18. Oct 1, 2011

### dudforreal

Then the equivalent resistance of R2 and R1 is parallel with R3 which gives an overall equivalent resistance of 2 ohms and a voltage of 6V.

19. Oct 1, 2011

### Staff: Mentor

R1 + R2 = 2 Ohms. 2 Ohms in parallel with 1 Ohm is ....?

20. Oct 1, 2011

### dudforreal

oh sorry so the equivalent resistance is 0.667 ohms which gives a voltage of 2V.

21. Oct 1, 2011

### Staff: Mentor

Ah! Now we're getting somewhere

So the voltage across R2 will be...?

22. Oct 1, 2011

### dudforreal

ok so now the voltage across R2 is 2 x 1 = 2V which is the voltage across the capacitor.

23. Oct 1, 2011

### Staff: Mentor

No, you'll need to use the voltage divider equation; R2 and R1 are in series, with 2V total across them. What's the voltage divider equation for two resistors in series?

24. Oct 1, 2011

### dudforreal

2(1/2) = 1V across the capacitor?

25. Oct 1, 2011

### Staff: Mentor

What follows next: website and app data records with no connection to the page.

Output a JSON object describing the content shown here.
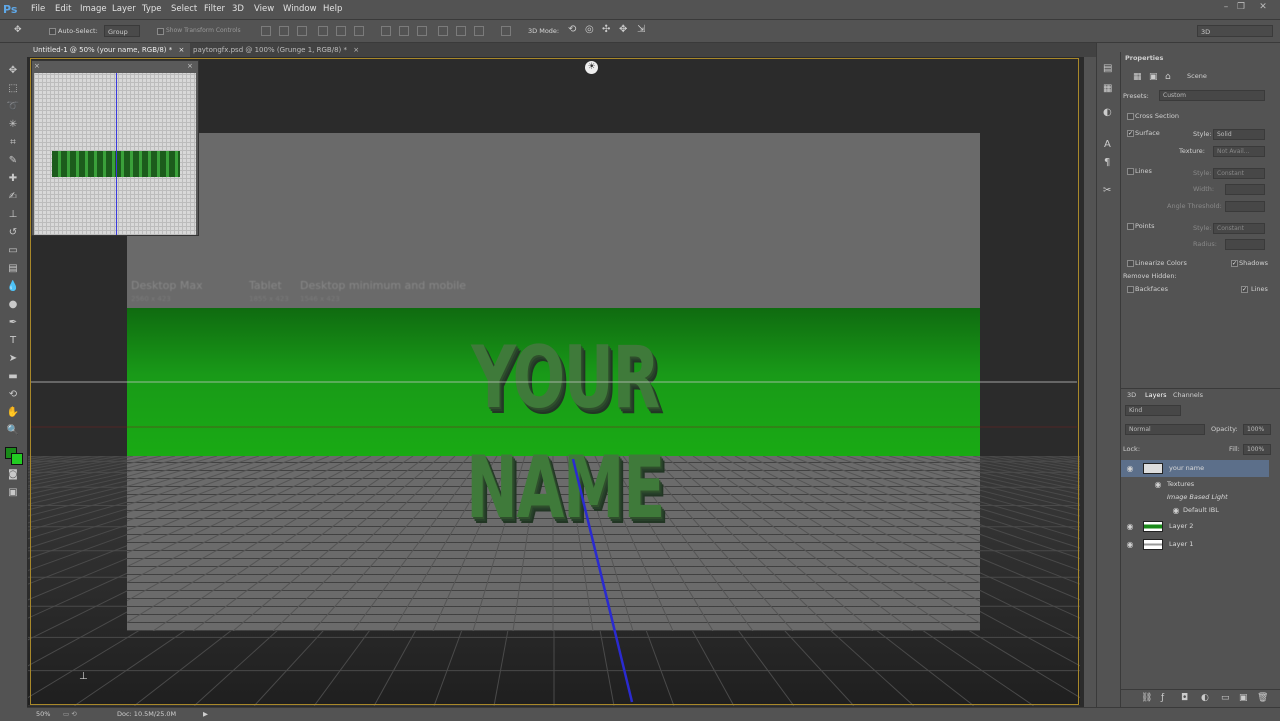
{
  "app": {
    "logo": "Ps"
  },
  "menu": [
    "File",
    "Edit",
    "Image",
    "Layer",
    "Type",
    "Select",
    "Filter",
    "3D",
    "View",
    "Window",
    "Help"
  ],
  "options_bar": {
    "auto_select_label": "Auto-Select:",
    "auto_select_value": "Group",
    "show_transform_label": "Show Transform Controls",
    "mode_3d_label": "3D Mode:",
    "workspace_value": "3D"
  },
  "tabs": [
    {
      "label": "Untitled-1 @ 50% (your name, RGB/8) *"
    },
    {
      "label": "paytongfx.psd @ 100% (Grunge 1, RGB/8) *"
    }
  ],
  "canvas": {
    "guide_labels": [
      "Desktop Max",
      "Tablet",
      "Desktop minimum and mobile"
    ],
    "guide_sizes": [
      "2560 x 423",
      "1855 x 423",
      "1546 x 423"
    ],
    "banner_text": "YOUR NAME"
  },
  "properties": {
    "panel_title": "Properties",
    "section": "Scene",
    "presets_label": "Presets:",
    "presets_value": "Custom",
    "cross_section_label": "Cross Section",
    "surface_label": "Surface",
    "surface_style_label": "Style:",
    "surface_style_value": "Solid",
    "texture_label": "Texture:",
    "texture_value": "Not Avail...",
    "lines_label": "Lines",
    "lines_style_label": "Style:",
    "lines_style_value": "Constant",
    "width_label": "Width:",
    "angle_threshold_label": "Angle Threshold:",
    "points_label": "Points",
    "points_style_label": "Style:",
    "points_style_value": "Constant",
    "radius_label": "Radius:",
    "linearize_label": "Linearize Colors",
    "shadows_label": "Shadows",
    "remove_hidden_label": "Remove Hidden:",
    "backfaces_label": "Backfaces",
    "lines_check_label": "Lines"
  },
  "layers": {
    "tabs": [
      "3D",
      "Layers",
      "Channels"
    ],
    "kind_label": "Kind",
    "blend_mode": "Normal",
    "opacity_label": "Opacity:",
    "opacity_value": "100%",
    "lock_label": "Lock:",
    "fill_label": "Fill:",
    "fill_value": "100%",
    "items": [
      {
        "name": "your name"
      },
      {
        "name": "Textures"
      },
      {
        "name": "Image Based Light"
      },
      {
        "name": "Default IBL"
      },
      {
        "name": "Layer 2"
      },
      {
        "name": "Layer 1"
      }
    ]
  },
  "status": {
    "zoom": "50%",
    "doc": "Doc: 10.5M/25.0M"
  },
  "colors": {
    "accent_green": "#19aa14",
    "frame": "#a8882a",
    "guide_blue": "#2a2ad0"
  }
}
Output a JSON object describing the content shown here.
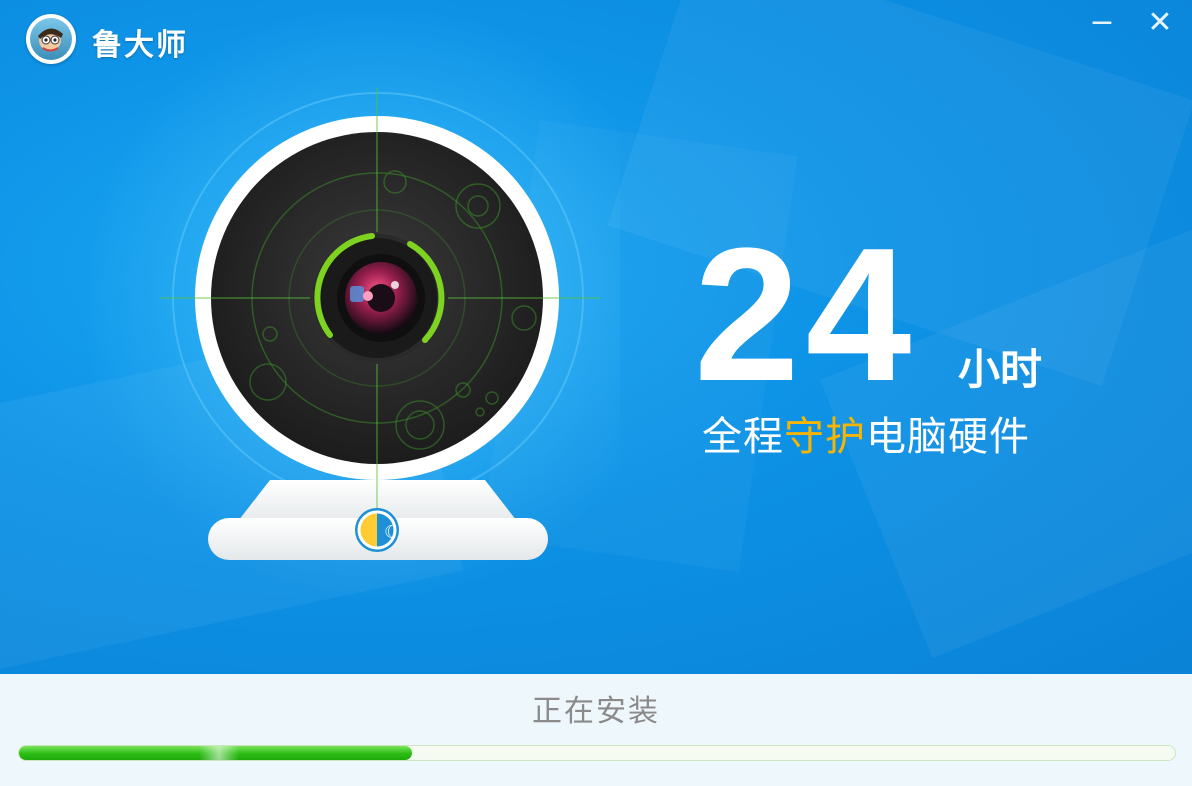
{
  "window": {
    "app_name": "鲁大师",
    "minimize_symbol": "−",
    "close_symbol": "✕",
    "logo_icon": "ludashi-mascot-icon"
  },
  "banner": {
    "big_number": "24",
    "unit": "小时",
    "slogan_before": "全程",
    "slogan_highlight": "守护",
    "slogan_after": "电脑硬件",
    "camera_icon": "webcam-radar-icon",
    "day_night_icon": "day-night-icon"
  },
  "footer": {
    "status_text": "正在安装",
    "progress": 0.34
  },
  "colors": {
    "banner_blue": "#0d92e6",
    "highlight_orange": "#f7b400",
    "progress_green": "#2bbd14",
    "footer_bg": "#eef7fc"
  }
}
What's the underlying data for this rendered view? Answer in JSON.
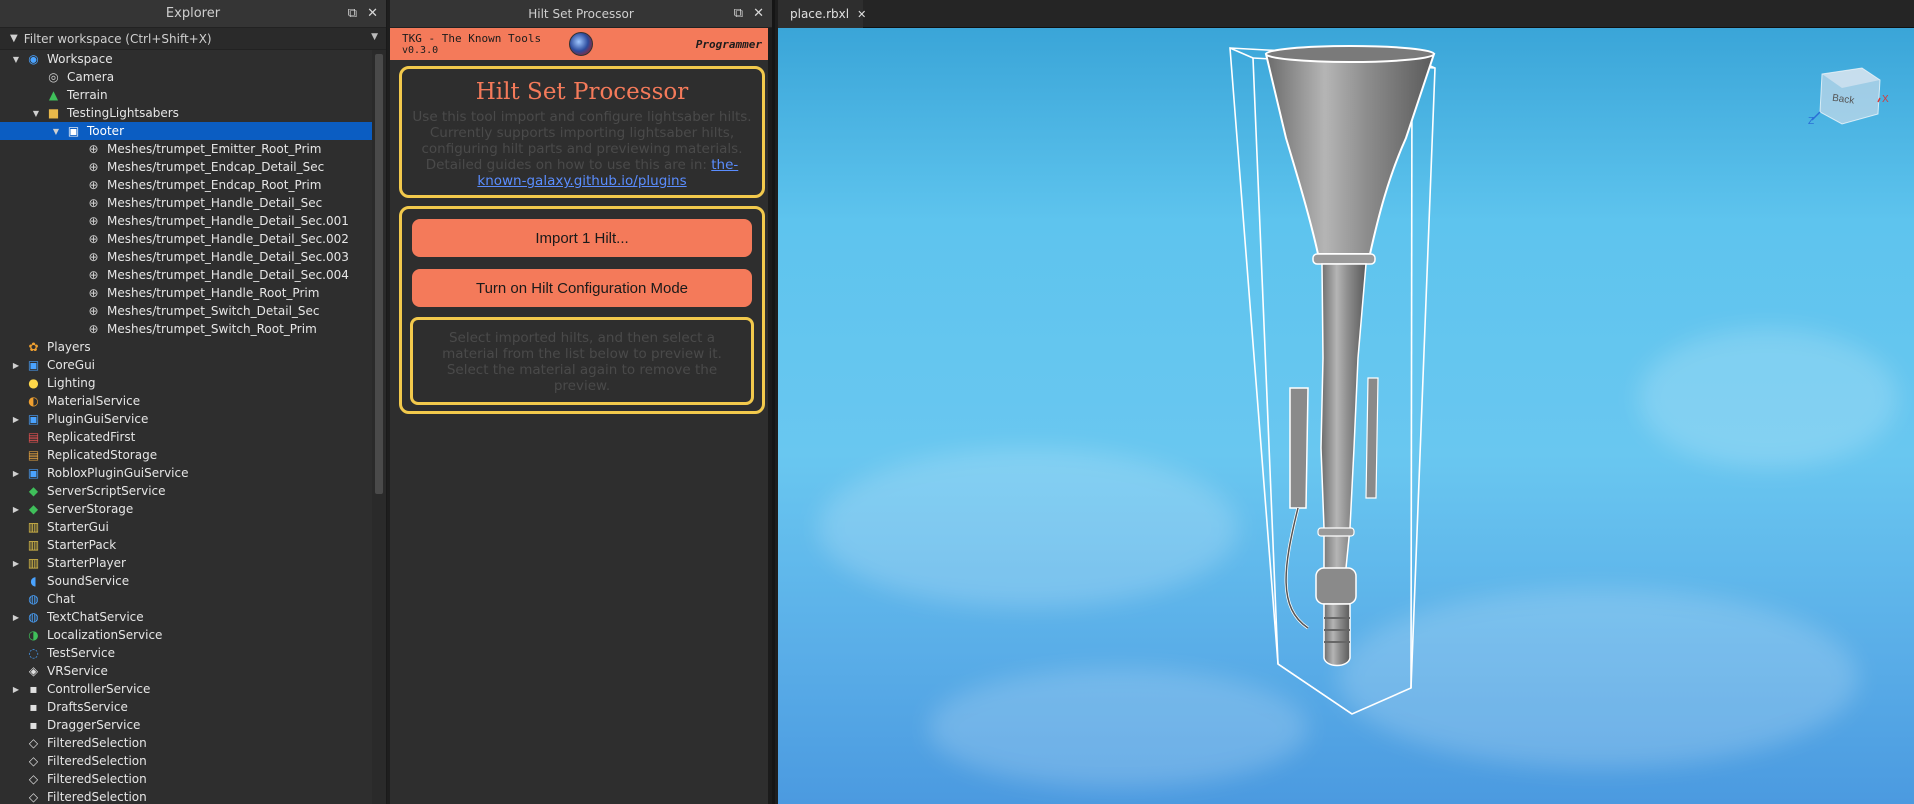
{
  "explorer": {
    "title": "Explorer",
    "filter_placeholder": "Filter workspace (Ctrl+Shift+X)",
    "items": [
      {
        "label": "Workspace",
        "depth": 0,
        "arrow": "down",
        "icon": "workspace-icon",
        "color": "#4aa3ff"
      },
      {
        "label": "Camera",
        "depth": 1,
        "arrow": "",
        "icon": "camera-icon",
        "color": "#d0d0d0"
      },
      {
        "label": "Terrain",
        "depth": 1,
        "arrow": "",
        "icon": "terrain-icon",
        "color": "#3fbf5a"
      },
      {
        "label": "TestingLightsabers",
        "depth": 1,
        "arrow": "down",
        "icon": "folder-icon",
        "color": "#e8b84a"
      },
      {
        "label": "Tooter",
        "depth": 2,
        "arrow": "down",
        "icon": "model-icon",
        "color": "#ffffff",
        "selected": true
      },
      {
        "label": "Meshes/trumpet_Emitter_Root_Prim",
        "depth": 3,
        "arrow": "",
        "icon": "meshpart-icon",
        "color": "#d0d0d0"
      },
      {
        "label": "Meshes/trumpet_Endcap_Detail_Sec",
        "depth": 3,
        "arrow": "",
        "icon": "meshpart-icon",
        "color": "#d0d0d0"
      },
      {
        "label": "Meshes/trumpet_Endcap_Root_Prim",
        "depth": 3,
        "arrow": "",
        "icon": "meshpart-icon",
        "color": "#d0d0d0"
      },
      {
        "label": "Meshes/trumpet_Handle_Detail_Sec",
        "depth": 3,
        "arrow": "",
        "icon": "meshpart-icon",
        "color": "#d0d0d0"
      },
      {
        "label": "Meshes/trumpet_Handle_Detail_Sec.001",
        "depth": 3,
        "arrow": "",
        "icon": "meshpart-icon",
        "color": "#d0d0d0"
      },
      {
        "label": "Meshes/trumpet_Handle_Detail_Sec.002",
        "depth": 3,
        "arrow": "",
        "icon": "meshpart-icon",
        "color": "#d0d0d0"
      },
      {
        "label": "Meshes/trumpet_Handle_Detail_Sec.003",
        "depth": 3,
        "arrow": "",
        "icon": "meshpart-icon",
        "color": "#d0d0d0"
      },
      {
        "label": "Meshes/trumpet_Handle_Detail_Sec.004",
        "depth": 3,
        "arrow": "",
        "icon": "meshpart-icon",
        "color": "#d0d0d0"
      },
      {
        "label": "Meshes/trumpet_Handle_Root_Prim",
        "depth": 3,
        "arrow": "",
        "icon": "meshpart-icon",
        "color": "#d0d0d0"
      },
      {
        "label": "Meshes/trumpet_Switch_Detail_Sec",
        "depth": 3,
        "arrow": "",
        "icon": "meshpart-icon",
        "color": "#d0d0d0"
      },
      {
        "label": "Meshes/trumpet_Switch_Root_Prim",
        "depth": 3,
        "arrow": "",
        "icon": "meshpart-icon",
        "color": "#d0d0d0"
      },
      {
        "label": "Players",
        "depth": 0,
        "arrow": "",
        "icon": "players-icon",
        "color": "#f0a030"
      },
      {
        "label": "CoreGui",
        "depth": 0,
        "arrow": "right",
        "icon": "coregui-icon",
        "color": "#4aa3ff"
      },
      {
        "label": "Lighting",
        "depth": 0,
        "arrow": "",
        "icon": "lightbulb-icon",
        "color": "#ffd84a"
      },
      {
        "label": "MaterialService",
        "depth": 0,
        "arrow": "",
        "icon": "material-icon",
        "color": "#f0a030"
      },
      {
        "label": "PluginGuiService",
        "depth": 0,
        "arrow": "right",
        "icon": "plugingui-icon",
        "color": "#4aa3ff"
      },
      {
        "label": "ReplicatedFirst",
        "depth": 0,
        "arrow": "",
        "icon": "replicatedfirst-icon",
        "color": "#e05050"
      },
      {
        "label": "ReplicatedStorage",
        "depth": 0,
        "arrow": "",
        "icon": "replicatedstorage-icon",
        "color": "#e0a040"
      },
      {
        "label": "RobloxPluginGuiService",
        "depth": 0,
        "arrow": "right",
        "icon": "plugingui-icon",
        "color": "#4aa3ff"
      },
      {
        "label": "ServerScriptService",
        "depth": 0,
        "arrow": "",
        "icon": "serverscript-icon",
        "color": "#3fbf5a"
      },
      {
        "label": "ServerStorage",
        "depth": 0,
        "arrow": "right",
        "icon": "serverstorage-icon",
        "color": "#3fbf5a"
      },
      {
        "label": "StarterGui",
        "depth": 0,
        "arrow": "",
        "icon": "startergui-icon",
        "color": "#e8c84a"
      },
      {
        "label": "StarterPack",
        "depth": 0,
        "arrow": "",
        "icon": "starterpack-icon",
        "color": "#e8c84a"
      },
      {
        "label": "StarterPlayer",
        "depth": 0,
        "arrow": "right",
        "icon": "starterplayer-icon",
        "color": "#e8c84a"
      },
      {
        "label": "SoundService",
        "depth": 0,
        "arrow": "",
        "icon": "sound-icon",
        "color": "#4aa3ff"
      },
      {
        "label": "Chat",
        "depth": 0,
        "arrow": "",
        "icon": "chat-icon",
        "color": "#4aa3ff"
      },
      {
        "label": "TextChatService",
        "depth": 0,
        "arrow": "right",
        "icon": "textchat-icon",
        "color": "#4aa3ff"
      },
      {
        "label": "LocalizationService",
        "depth": 0,
        "arrow": "",
        "icon": "localization-icon",
        "color": "#3fbf5a"
      },
      {
        "label": "TestService",
        "depth": 0,
        "arrow": "",
        "icon": "testservice-icon",
        "color": "#4aa3ff"
      },
      {
        "label": "VRService",
        "depth": 0,
        "arrow": "",
        "icon": "vr-icon",
        "color": "#e0e0e0"
      },
      {
        "label": "ControllerService",
        "depth": 0,
        "arrow": "right",
        "icon": "service-icon",
        "color": "#e0e0e0"
      },
      {
        "label": "DraftsService",
        "depth": 0,
        "arrow": "",
        "icon": "service-icon",
        "color": "#e0e0e0"
      },
      {
        "label": "DraggerService",
        "depth": 0,
        "arrow": "",
        "icon": "service-icon",
        "color": "#e0e0e0"
      },
      {
        "label": "FilteredSelection",
        "depth": 0,
        "arrow": "",
        "icon": "diamond-icon",
        "color": "#e0e0e0"
      },
      {
        "label": "FilteredSelection",
        "depth": 0,
        "arrow": "",
        "icon": "diamond-icon",
        "color": "#e0e0e0"
      },
      {
        "label": "FilteredSelection",
        "depth": 0,
        "arrow": "",
        "icon": "diamond-icon",
        "color": "#e0e0e0"
      },
      {
        "label": "FilteredSelection",
        "depth": 0,
        "arrow": "",
        "icon": "diamond-icon",
        "color": "#e0e0e0"
      }
    ]
  },
  "plugin": {
    "panel_title": "Hilt Set Processor",
    "header_name": "TKG - The Known Tools",
    "header_version": "v0.3.0",
    "header_role": "Programmer",
    "title": "Hilt Set Processor",
    "description": "Use this tool import and configure lightsaber hilts. Currently supports importing lightsaber hilts, configuring hilt parts and previewing materials. Detailed guides on how to use this are in:",
    "link_text": "the-known-galaxy.github.io/plugins",
    "import_button": "Import 1 Hilt...",
    "config_button": "Turn on Hilt Configuration Mode",
    "hint": "Select imported hilts, and then select a material from the list below to preview it. Select the material again to remove the preview."
  },
  "viewport": {
    "tab_label": "place.rbxl",
    "viewcube_label": "Back",
    "axis_z": "Z",
    "axis_x": "X"
  },
  "colors": {
    "accent_orange": "#f47a5a",
    "accent_yellow": "#f2c94c",
    "selection_blue": "#0b5dc2",
    "sky": "#69c7f0"
  }
}
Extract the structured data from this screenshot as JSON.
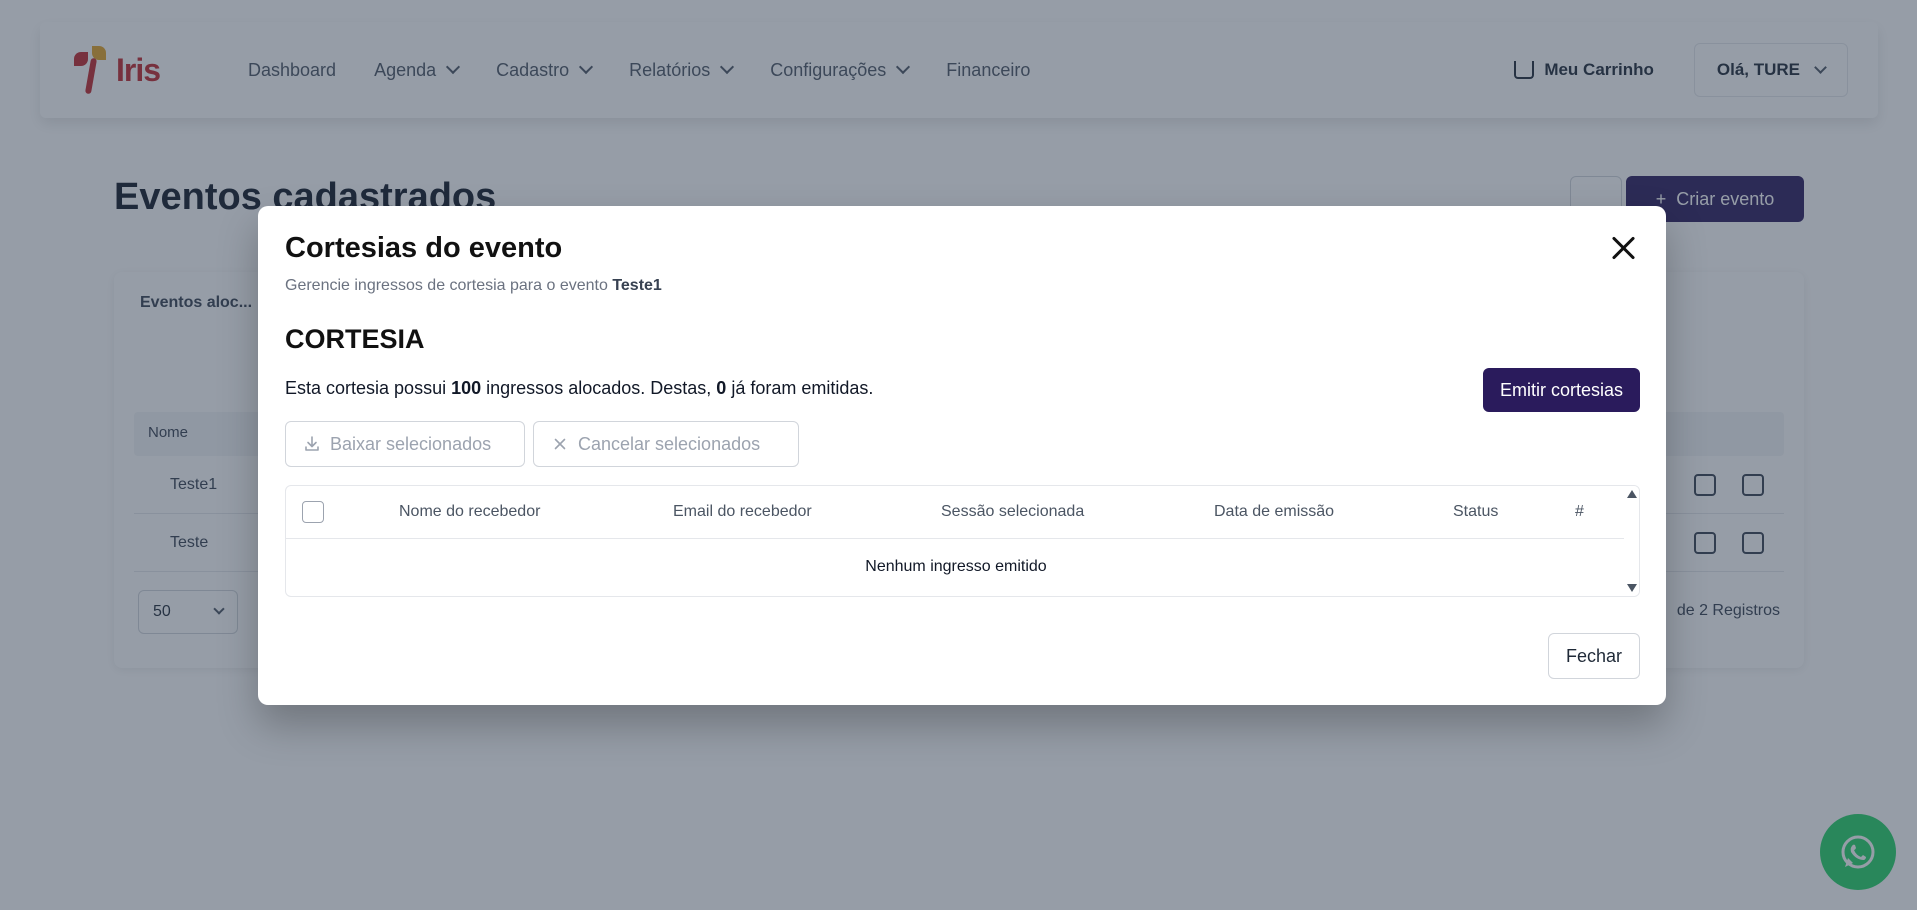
{
  "navbar": {
    "logo_text": "Iris",
    "items": [
      {
        "label": "Dashboard",
        "has_dropdown": false
      },
      {
        "label": "Agenda",
        "has_dropdown": true
      },
      {
        "label": "Cadastro",
        "has_dropdown": true
      },
      {
        "label": "Relatórios",
        "has_dropdown": true
      },
      {
        "label": "Configurações",
        "has_dropdown": true
      },
      {
        "label": "Financeiro",
        "has_dropdown": false
      }
    ],
    "cart_label": "Meu Carrinho",
    "user_label": "Olá, TURE"
  },
  "page": {
    "title": "Eventos cadastrados",
    "create_button_label": "Criar evento",
    "tab_label": "Eventos aloc...",
    "table_header_name": "Nome",
    "rows": [
      {
        "name": "Teste1"
      },
      {
        "name": "Teste"
      }
    ],
    "page_size": "50",
    "total_label": "de 2 Registros"
  },
  "modal": {
    "title": "Cortesias do evento",
    "subtitle_prefix": "Gerencie ingressos de cortesia para o evento",
    "event_name": "Teste1",
    "section_title": "CORTESIA",
    "info_prefix": "Esta cortesia possui",
    "allocated_count": "100",
    "info_middle": "ingressos alocados. Destas,",
    "issued_count": "0",
    "info_suffix": "já foram emitidas.",
    "emit_button": "Emitir cortesias",
    "download_button": "Baixar selecionados",
    "cancel_button": "Cancelar selecionados",
    "columns": [
      "Nome do recebedor",
      "Email do recebedor",
      "Sessão selecionada",
      "Data de emissão",
      "Status",
      "#"
    ],
    "empty_message": "Nenhum ingresso emitido",
    "close_button": "Fechar"
  },
  "colors": {
    "primary": "#2a1b5c",
    "brand_red": "#c0262d",
    "whatsapp": "#25d366",
    "overlay": "rgba(45,60,80,0.5)"
  }
}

Yes, or in symbols, the voltage across R2 is:

$$V_{R2} = V_{in} \frac{R2}{R1 + R2}$$